Chris Dillow, who is always worth reading, points out that there are incentives for politicians to remain ignorant.
Incentives dictate that, quite often, ignorance is better than knowledge.
Ignorance may but instrumentally superior to knowledge in some instances but it is not morally better than knowledge. Morally, we should not harm innocent people, or permit others to harm them. But we cannot fulfil that duty unless we know what would harm them and unless we know who the innocent are. In other words, we need to believe truly in order to act rightly. So, we need to try to acquire relevant true beliefs before acting, and to eliminate relevant false beliefs, if we are to do what we ought to do.
It is even more important for politicians to do this than it is for ordinary citizens. The actions of politicians are likely to affect more people and politicians really ought to do what is in the best interests of everyone who is affected. Politicians have less of an excuse than ordinary people for failing to do this, because they have more resources for research.
Of course, there is a great gap between what is and what ought to be. But that does not alter what ought to be.
So, what should a non-politician do? A good first step is always to try to acquire relevant true beliefs, and to reject relevant false ones. The second is to judge politicians by whether they do the same or not.

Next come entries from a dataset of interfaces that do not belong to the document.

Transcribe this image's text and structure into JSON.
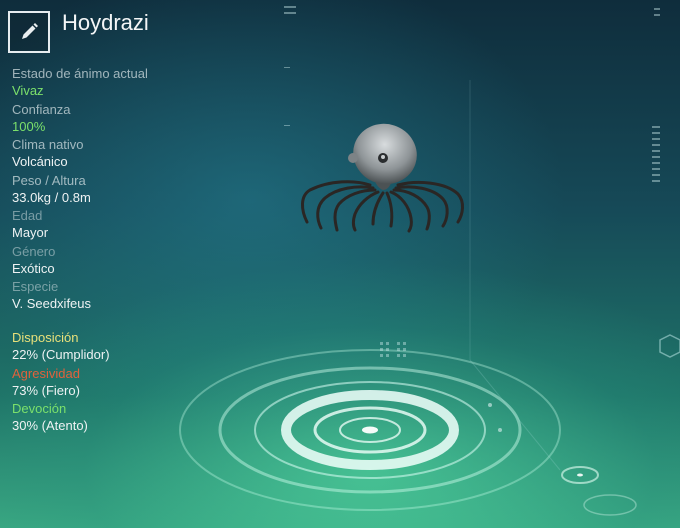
{
  "creature": {
    "name": "Hoydrazi"
  },
  "stats": [
    {
      "label": "Estado de ánimo actual",
      "value": "Vivaz",
      "value_color": "#7be06b"
    },
    {
      "label": "Confianza",
      "value": "100%",
      "value_color": "#7be06b"
    },
    {
      "label": "Clima nativo",
      "value": "Volcánico"
    },
    {
      "label": "Peso / Altura",
      "value": "33.0kg / 0.8m"
    },
    {
      "label": "Edad",
      "value": "Mayor"
    },
    {
      "label": "Género",
      "value": "Exótico"
    },
    {
      "label": "Especie",
      "value": "V. Seedxifeus"
    }
  ],
  "traits": [
    {
      "label": "Disposición",
      "value": "22% (Cumplidor)",
      "label_color": "#e8e07a"
    },
    {
      "label": "Agresividad",
      "value": "73% (Fiero)",
      "label_color": "#e0623c"
    },
    {
      "label": "Devoción",
      "value": "30% (Atento)",
      "label_color": "#7be06b"
    }
  ],
  "icons": {
    "edit": "pencil-icon"
  }
}
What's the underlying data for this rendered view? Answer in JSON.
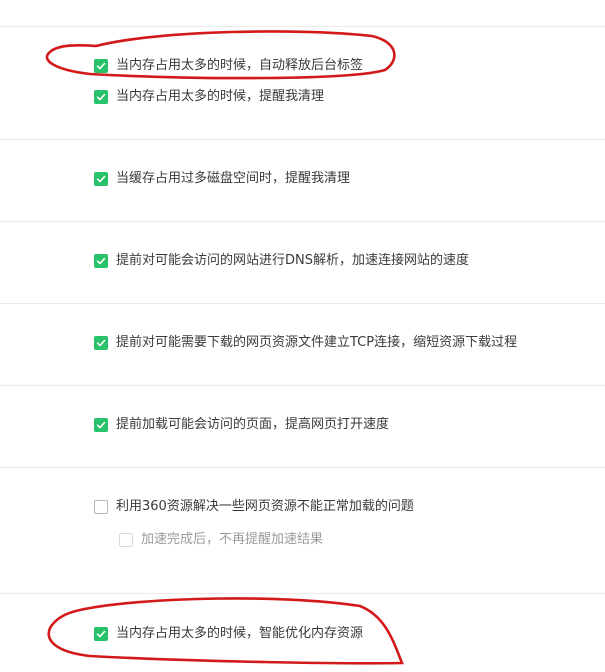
{
  "settings": {
    "options": [
      {
        "label": "当内存占用太多的时候，自动释放后台标签",
        "checked": true
      },
      {
        "label": "当内存占用太多的时候，提醒我清理",
        "checked": true
      },
      {
        "label": "当缓存占用过多磁盘空间时，提醒我清理",
        "checked": true
      },
      {
        "label": "提前对可能会访问的网站进行DNS解析，加速连接网站的速度",
        "checked": true
      },
      {
        "label": "提前对可能需要下载的网页资源文件建立TCP连接，缩短资源下载过程",
        "checked": true
      },
      {
        "label": "提前加载可能会访问的页面，提高网页打开速度",
        "checked": true
      },
      {
        "label": "利用360资源解决一些网页资源不能正常加载的问题",
        "checked": false
      },
      {
        "label": "加速完成后，不再提醒加速结果",
        "checked": false,
        "disabled": true
      },
      {
        "label": "当内存占用太多的时候，智能优化内存资源",
        "checked": true
      }
    ]
  },
  "colors": {
    "checkbox_checked": "#27c26a",
    "annotation_red": "#d21a1a"
  },
  "icons": {
    "check": "checkmark-icon"
  }
}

People like to deride politicians as dishonest. But they also let bigotry, partisanship and self-interest determine what they believe. Corruption begins at home.